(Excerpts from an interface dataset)
........

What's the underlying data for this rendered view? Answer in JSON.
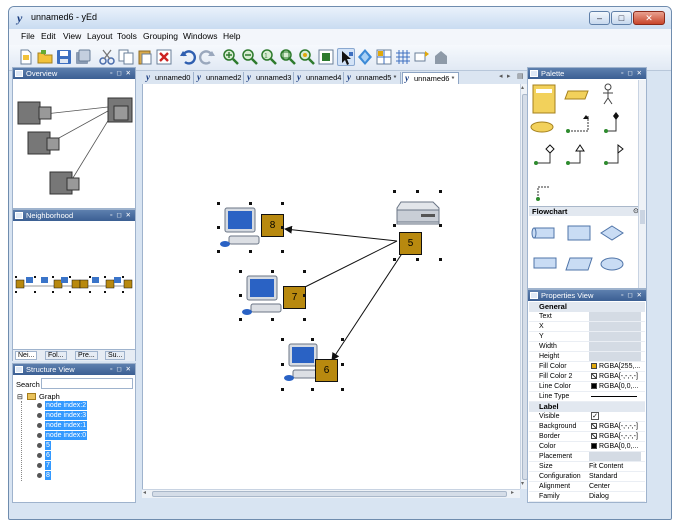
{
  "window": {
    "title": "unnamed6 - yEd",
    "logo_glyph": "y",
    "minimize": "–",
    "maximize": "□",
    "close": "✕"
  },
  "menu": [
    "File",
    "Edit",
    "View",
    "Layout",
    "Tools",
    "Grouping",
    "Windows",
    "Help"
  ],
  "toolbar_icons": [
    "new-icon",
    "open-icon",
    "save-icon",
    "save-as-icon",
    "cut-icon",
    "copy-icon",
    "paste-icon",
    "delete-icon",
    "undo-icon",
    "redo-icon",
    "zoom-in-icon",
    "zoom-out-icon",
    "zoom-fit-icon",
    "zoom-area-icon",
    "zoom-selection-icon",
    "fit-content-icon",
    "edit-mode-icon",
    "navigate-mode-icon",
    "grid-icon",
    "snap-grid-icon",
    "label-icon",
    "group-icon"
  ],
  "overview": {
    "title": "Overview"
  },
  "neighborhood": {
    "title": "Neighborhood",
    "tabs": [
      "Nei...",
      "Fol...",
      "Pre...",
      "Su..."
    ]
  },
  "structure": {
    "title": "Structure View",
    "search_label": "Search",
    "search_value": "",
    "root": "Graph",
    "items": [
      "node index:2",
      "node index:3",
      "node index:1",
      "node index:0",
      "5",
      "6",
      "7",
      "8"
    ]
  },
  "doc_tabs": [
    {
      "label": "unnamed0 *",
      "selected": false
    },
    {
      "label": "unnamed2",
      "selected": false
    },
    {
      "label": "unnamed3",
      "selected": false
    },
    {
      "label": "unnamed4",
      "selected": false
    },
    {
      "label": "unnamed5 *",
      "selected": false
    },
    {
      "label": "unnamed6 *",
      "selected": true
    }
  ],
  "graph": {
    "nodes": [
      {
        "label": "8",
        "kind": "workstation"
      },
      {
        "label": "5",
        "kind": "server"
      },
      {
        "label": "7",
        "kind": "workstation"
      },
      {
        "label": "6",
        "kind": "workstation"
      }
    ],
    "edges": [
      {
        "from": "5",
        "to": "8"
      },
      {
        "from": "5",
        "to": "7"
      },
      {
        "from": "5",
        "to": "6"
      }
    ],
    "node_color": "#b8890f"
  },
  "palette": {
    "title": "Palette",
    "section": "Flowchart",
    "section_toggle": "⊙"
  },
  "properties": {
    "title": "Properties View",
    "sections": [
      {
        "name": "General",
        "rows": [
          {
            "key": "Text",
            "value": ""
          },
          {
            "key": "X",
            "value": ""
          },
          {
            "key": "Y",
            "value": ""
          },
          {
            "key": "Width",
            "value": ""
          },
          {
            "key": "Height",
            "value": ""
          },
          {
            "key": "Fill Color",
            "value": "RGBA[255,...",
            "swatch": "#e0a80c"
          },
          {
            "key": "Fill Color 2",
            "value": "RGBA[-,-,-,-]",
            "swatch": "cross"
          },
          {
            "key": "Line Color",
            "value": "RGBA[0,0,...",
            "swatch": "#000000"
          },
          {
            "key": "Line Type",
            "value": "",
            "line": true
          }
        ]
      },
      {
        "name": "Label",
        "rows": [
          {
            "key": "Visible",
            "value": "✓",
            "check": true
          },
          {
            "key": "Background",
            "value": "RGBA[-,-,-,-]",
            "swatch": "cross"
          },
          {
            "key": "Border",
            "value": "RGBA[-,-,-,-]",
            "swatch": "cross"
          },
          {
            "key": "Color",
            "value": "RGBA[0,0,...",
            "swatch": "#000000"
          },
          {
            "key": "Placement",
            "value": ""
          },
          {
            "key": "Size",
            "value": "Fit Content"
          },
          {
            "key": "Configuration",
            "value": "Standard"
          },
          {
            "key": "Alignment",
            "value": "Center"
          },
          {
            "key": "Family",
            "value": "Dialog"
          },
          {
            "key": "Font Size",
            "value": ""
          }
        ]
      }
    ]
  },
  "colors": {
    "panel_header": "#3b5f93",
    "selection": "#3399ff",
    "node_fill": "#b8890f"
  }
}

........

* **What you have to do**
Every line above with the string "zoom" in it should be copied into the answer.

* **Solution to this exercise**
    "zoom-in-icon",
    "zoom-out-icon",
    "zoom-fit-icon",
    "zoom-area-icon",
    "zoom-selection-icon",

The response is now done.